■ WHAT TO DO ■
From the listing below, copy every line with the word "value".

-.-.-

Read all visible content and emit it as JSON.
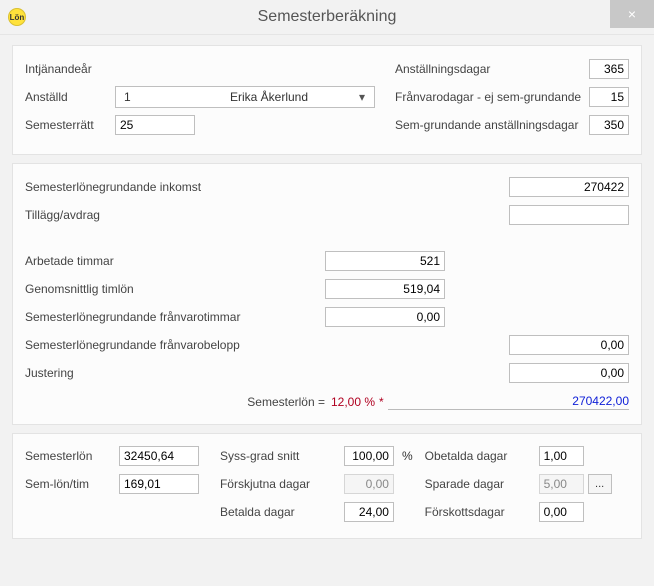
{
  "window": {
    "title": "Semesterberäkning",
    "app_icon_text": "Lön",
    "close_glyph": "×"
  },
  "top": {
    "left": {
      "intjanandear_label": "Intjänandeår",
      "anstalld_label": "Anställd",
      "anstalld_id": "1",
      "anstalld_name": "Erika Åkerlund",
      "semesterratt_label": "Semesterrätt",
      "semesterratt": "25"
    },
    "right": {
      "anstallningsdagar_label": "Anställningsdagar",
      "anstallningsdagar": "365",
      "franvaro_label": "Frånvarodagar - ej sem-grundande",
      "franvaro": "15",
      "semgr_anst_label": "Sem-grundande anställningsdagar",
      "semgr_anst": "350"
    }
  },
  "mid": {
    "sloneg_inkomst_label": "Semesterlönegrundande inkomst",
    "sloneg_inkomst": "270422",
    "tillagg_label": "Tillägg/avdrag",
    "tillagg": "",
    "arbetade_label": "Arbetade timmar",
    "arbetade": "521",
    "snittlon_label": "Genomsnittlig timlön",
    "snittlon": "519,04",
    "franvarotim_label": "Semesterlönegrundande frånvarotimmar",
    "franvarotim": "0,00",
    "franvarobel_label": "Semesterlönegrundande frånvarobelopp",
    "franvarobel": "0,00",
    "justering_label": "Justering",
    "justering": "0,00",
    "calc_label": "Semesterlön  =",
    "calc_pct": "12,00 %",
    "calc_star": " *",
    "calc_result": "270422,00"
  },
  "bottom": {
    "semesterlon_label": "Semesterlön",
    "semesterlon": "32450,64",
    "semlontim_label": "Sem-lön/tim",
    "semlontim": "169,01",
    "syss_label": "Syss-grad snitt",
    "syss": "100,00",
    "pct_sign": "%",
    "forskjutna_label": "Förskjutna dagar",
    "forskjutna": "0,00",
    "betalda_label": "Betalda dagar",
    "betalda": "24,00",
    "obetalda_label": "Obetalda dagar",
    "obetalda": "1,00",
    "sparade_label": "Sparade dagar",
    "sparade": "5,00",
    "sparade_btn": "...",
    "forskotts_label": "Förskottsdagar",
    "forskotts": "0,00"
  }
}
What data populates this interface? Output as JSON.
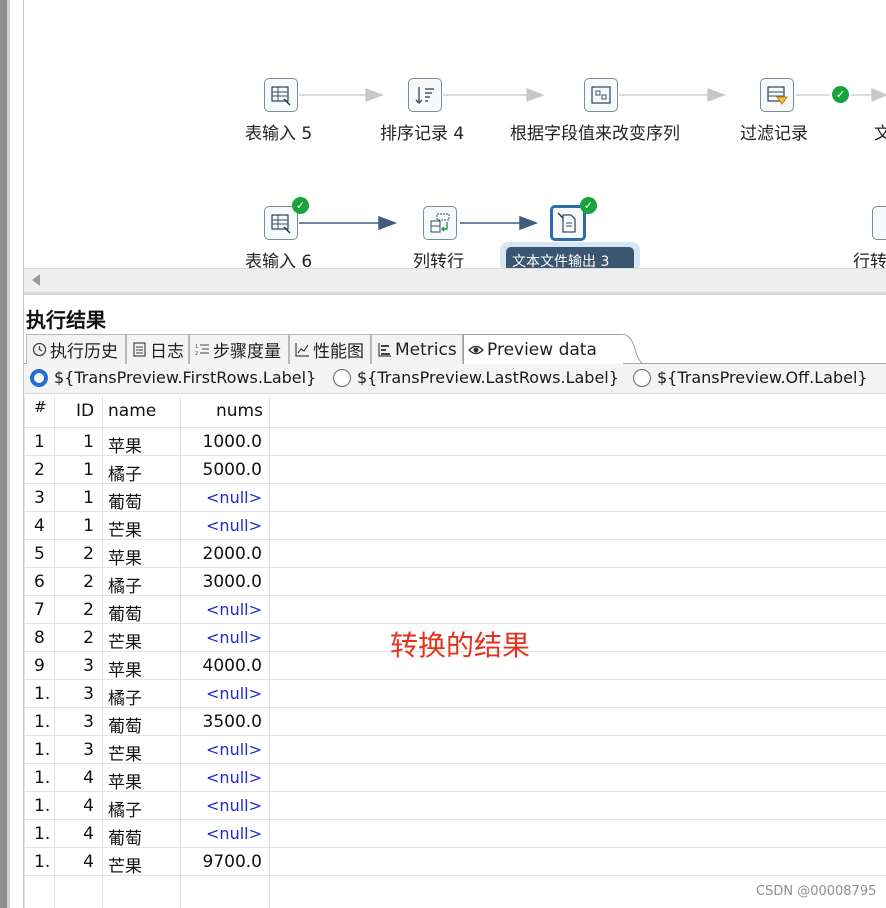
{
  "canvas": {
    "steps": [
      {
        "label": "表输入 5",
        "icon": "table-input-icon"
      },
      {
        "label": "排序记录 4",
        "icon": "sort-icon"
      },
      {
        "label": "根据字段值来改变序列",
        "icon": "sequence-icon"
      },
      {
        "label": "过滤记录",
        "icon": "filter-icon"
      },
      {
        "label": "文",
        "icon": "text-icon"
      },
      {
        "label": "表输入 6",
        "icon": "table-input-icon"
      },
      {
        "label": "列转行",
        "icon": "pivot-icon"
      },
      {
        "label": "行转",
        "icon": "unpivot-icon"
      }
    ],
    "tooltip": "文本文件输出 3"
  },
  "results": {
    "title": "执行结果",
    "tabs": [
      "执行历史",
      "日志",
      "步骤度量",
      "性能图",
      "Metrics",
      "Preview data"
    ],
    "active_tab": "Preview data",
    "radios": [
      "${TransPreview.FirstRows.Label}",
      "${TransPreview.LastRows.Label}",
      "${TransPreview.Off.Label}"
    ],
    "selected_radio": "${TransPreview.FirstRows.Label}"
  },
  "table": {
    "columns": [
      "#",
      "ID",
      "name",
      "nums"
    ],
    "rows": [
      [
        "1",
        "1",
        "苹果",
        "1000.0"
      ],
      [
        "2",
        "1",
        "橘子",
        "5000.0"
      ],
      [
        "3",
        "1",
        "葡萄",
        "<null>"
      ],
      [
        "4",
        "1",
        "芒果",
        "<null>"
      ],
      [
        "5",
        "2",
        "苹果",
        "2000.0"
      ],
      [
        "6",
        "2",
        "橘子",
        "3000.0"
      ],
      [
        "7",
        "2",
        "葡萄",
        "<null>"
      ],
      [
        "8",
        "2",
        "芒果",
        "<null>"
      ],
      [
        "9",
        "3",
        "苹果",
        "4000.0"
      ],
      [
        "1.",
        "3",
        "橘子",
        "<null>"
      ],
      [
        "1.",
        "3",
        "葡萄",
        "3500.0"
      ],
      [
        "1.",
        "3",
        "芒果",
        "<null>"
      ],
      [
        "1.",
        "4",
        "苹果",
        "<null>"
      ],
      [
        "1.",
        "4",
        "橘子",
        "<null>"
      ],
      [
        "1.",
        "4",
        "葡萄",
        "<null>"
      ],
      [
        "1.",
        "4",
        "芒果",
        "9700.0"
      ]
    ]
  },
  "annotation": "转换的结果",
  "watermark": "CSDN @00008795",
  "colors": {
    "accent": "#1f6fd6",
    "null_text": "#1d2bd4",
    "annotation": "#e5321d",
    "check": "#19a33c"
  }
}
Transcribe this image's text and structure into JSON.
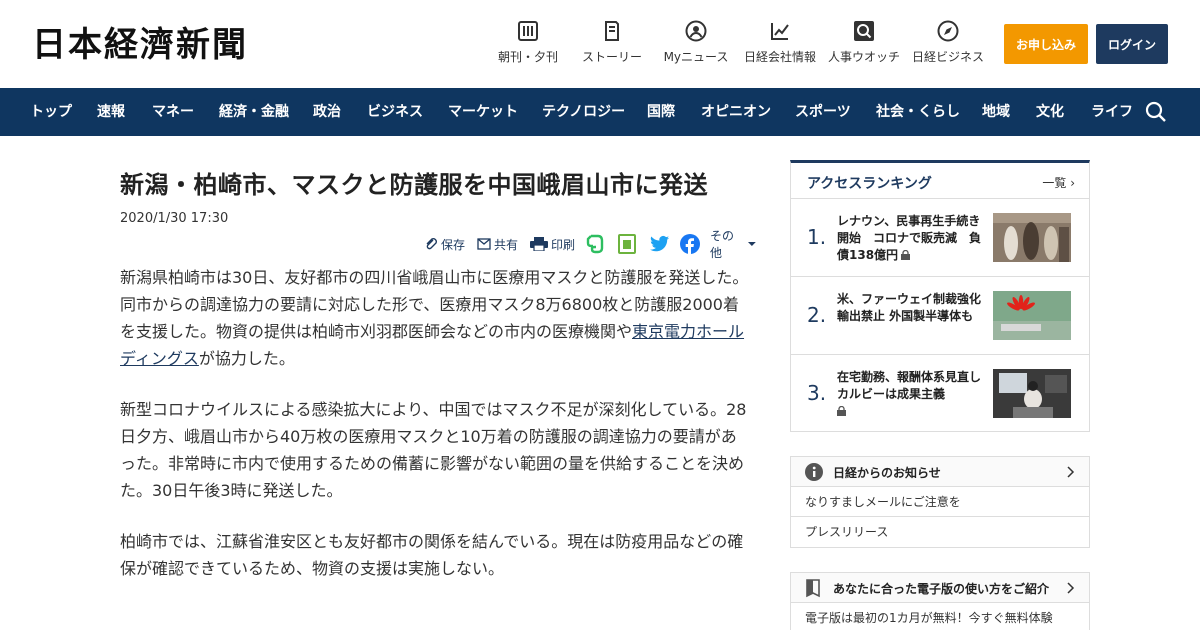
{
  "header": {
    "logo": "日本経濟新聞",
    "nav": [
      {
        "label": "朝刊・夕刊",
        "icon": "newspaper-icon"
      },
      {
        "label": "ストーリー",
        "icon": "story-icon"
      },
      {
        "label": "Myニュース",
        "icon": "user-icon"
      },
      {
        "label": "日経会社情報",
        "icon": "chart-icon"
      },
      {
        "label": "人事ウオッチ",
        "icon": "people-search-icon"
      },
      {
        "label": "日経ビジネス",
        "icon": "compass-icon"
      }
    ],
    "subscribe_label": "お申し込み",
    "login_label": "ログイン"
  },
  "navbar": {
    "items": [
      "トップ",
      "速報",
      "マネー",
      "経済・金融",
      "政治",
      "ビジネス",
      "マーケット",
      "テクノロジー",
      "国際",
      "オピニオン",
      "スポーツ",
      "社会・くらし",
      "地域",
      "文化",
      "ライフ"
    ]
  },
  "article": {
    "title": "新潟・柏崎市、マスクと防護服を中国峨眉山市に発送",
    "date": "2020/1/30 17:30",
    "tools": {
      "save": "保存",
      "share": "共有",
      "print": "印刷",
      "more": "その他"
    },
    "p1_before": "新潟県柏崎市は30日、友好都市の四川省峨眉山市に医療用マスクと防護服を発送した。同市からの調達協力の要請に対応した形で、医療用マスク8万6800枚と防護服2000着を支援した。物資の提供は柏崎市刈羽郡医師会などの市内の医療機関や",
    "p1_link": "東京電力ホールディングス",
    "p1_after": "が協力した。",
    "p2": "新型コロナウイルスによる感染拡大により、中国ではマスク不足が深刻化している。28日夕方、峨眉山市から40万枚の医療用マスクと10万着の防護服の調達協力の要請があった。非常時に市内で使用するための備蓄に影響がない範囲の量を供給することを決めた。30日午後3時に発送した。",
    "p3": "柏崎市では、江蘇省淮安区とも友好都市の関係を結んでいる。現在は防疫用品などの確保が確認できているため、物資の支援は実施しない。"
  },
  "ranking": {
    "title": "アクセスランキング",
    "more": "一覧",
    "items": [
      {
        "num": "1.",
        "text": "レナウン、民事再生手続き開始　コロナで販売減　負債138億円"
      },
      {
        "num": "2.",
        "text": "米、ファーウェイ制裁強化　輸出禁止 外国製半導体も"
      },
      {
        "num": "3.",
        "text": "在宅勤務、報酬体系見直し　カルビーは成果主義"
      }
    ]
  },
  "notice": {
    "title": "日経からのお知らせ",
    "rows": [
      "なりすましメールにご注意を",
      "プレスリリース"
    ]
  },
  "guide": {
    "title": "あなたに合った電子版の使い方をご紹介",
    "rows": [
      "電子版は最初の1カ月が無料！今すぐ無料体験"
    ]
  },
  "colors": {
    "navy": "#0f3660",
    "accent_orange": "#f39800",
    "brand_blue": "#1e3a5f"
  }
}
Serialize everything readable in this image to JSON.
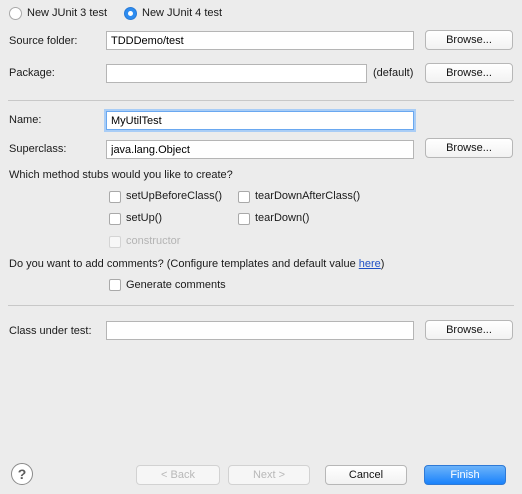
{
  "version_radios": [
    {
      "label": "New JUnit 3 test",
      "selected": false
    },
    {
      "label": "New JUnit 4 test",
      "selected": true
    }
  ],
  "source_folder": {
    "label": "Source folder:",
    "value": "TDDDemo/test",
    "browse_label": "Browse..."
  },
  "package": {
    "label": "Package:",
    "value": "",
    "default_text": "(default)",
    "browse_label": "Browse..."
  },
  "name": {
    "label": "Name:",
    "value": "MyUtilTest"
  },
  "superclass": {
    "label": "Superclass:",
    "value": "java.lang.Object",
    "browse_label": "Browse..."
  },
  "stubs": {
    "question": "Which method stubs would you like to create?",
    "items": [
      {
        "label": "setUpBeforeClass()",
        "checked": false,
        "enabled": true
      },
      {
        "label": "tearDownAfterClass()",
        "checked": false,
        "enabled": true
      },
      {
        "label": "setUp()",
        "checked": false,
        "enabled": true
      },
      {
        "label": "tearDown()",
        "checked": false,
        "enabled": true
      },
      {
        "label": "constructor",
        "checked": false,
        "enabled": false
      }
    ]
  },
  "comments": {
    "question_prefix": "Do you want to add comments? (Configure templates and default value ",
    "link_text": "here",
    "question_suffix": ")",
    "generate_label": "Generate comments",
    "checked": false
  },
  "class_under_test": {
    "label": "Class under test:",
    "value": "",
    "browse_label": "Browse..."
  },
  "footer": {
    "help_icon": "question-mark-icon",
    "help_glyph": "?",
    "back_label": "< Back",
    "next_label": "Next >",
    "cancel_label": "Cancel",
    "finish_label": "Finish"
  },
  "colors": {
    "accent": "#1a82fb",
    "link": "#1f50c6",
    "background": "#ececec"
  }
}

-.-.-

■ PROBLEM SOLUTION ■
    "value": "TDDDemo/test",
    "value": "",
    "value": "MyUtilTest"
    "value": "java.lang.Object",
    "question_prefix": "Do you want to add comments? (Configure templates and default value ",
    "value": "",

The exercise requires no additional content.